Nothing Compares

Since the beginning of her career, Sinéad O’Connor has used her powerful voice to challenge the narratives she was surrounded by while growing up in predominantly Roman Catholic Ireland. Despite her agency, depth, and perspective, O’Connor’s unflinching refusal to conform means that she has often been patronized and unfairly dismissed as an attention-seeking pop star.

In this accomplished debut feature, Kathryn Ferguson navigates O’Connor’s rocky path to stardom with great clarity. The director makes a conscious choice to focus on the late 1980s and early 1990s, when O’Connor was establishing herself as an artist while fighting an onslaught of misogyny and prejudice in the male-dominated music industry and beyond.

The Janes

In the spring of 1972, police raided an apartment on the South Side of Chicago. Seven women were arrested and charged. The accused were part of a clandestine network. Using code names, blindfolds, and safe houses to protect their identities and their work, they built an underground service for women seeking safe, affordable, illegal abortions. They called themselves Jane. Facing off against the mafia, the church, and the state, the Janes exhibited unparalleled bravery and compassion for those most in need. 


True to their name, Slave to Sirens — the first and only all-woman thrash metal band in the Middle East — are utterly magnetic. Amid a backdrop of political unrest and the heartbreaking unraveling of Beirut, five bandmates form a beacon of expression, resistance, and independence. Director Rita Baghdadi follows founders and guitarists Lilas Mayassi and Shery Bechara as their tenderness, and sometimes bitterness, for one another grows in ways both unexpected and deeply moving. Joined by vocalist Maya Khairallah, bassist Alma Doumani, and drummer Tatyana Boughaba, these women negotiate their emotional journeys through young adulthood in tumultuous circumstances with grace, raw passion, and a ferocious commitment to their art.
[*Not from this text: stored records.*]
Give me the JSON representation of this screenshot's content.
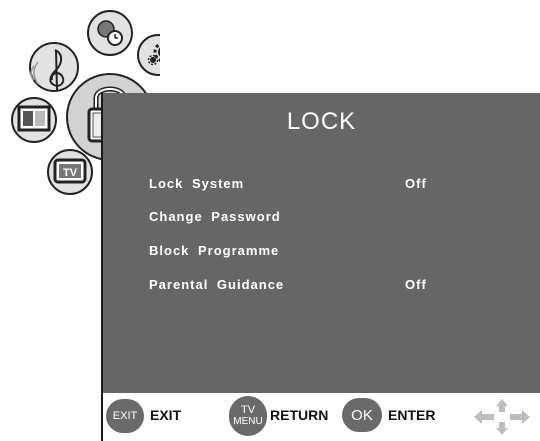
{
  "menu": {
    "title": "LOCK",
    "items": [
      {
        "label": "Lock System",
        "value": "Off"
      },
      {
        "label": "Change Password",
        "value": ""
      },
      {
        "label": "Block Programme",
        "value": ""
      },
      {
        "label": "Parental Guidance",
        "value": "Off"
      }
    ]
  },
  "footer": {
    "exit_badge": "EXIT",
    "exit_label": "EXIT",
    "tv_badge_top": "TV",
    "tv_badge_bottom": "MENU",
    "return_label": "RETURN",
    "ok_badge": "OK",
    "enter_label": "ENTER"
  },
  "tabs": {
    "tv_icon_text": "TV"
  },
  "colors": {
    "panel": "#666666",
    "icon_bg": "#e6e6e6",
    "active_icon_bg": "#d0d0d0"
  }
}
Their grit is tested as they grapple with the complexities of friendship, sexuality, and the destruction around them.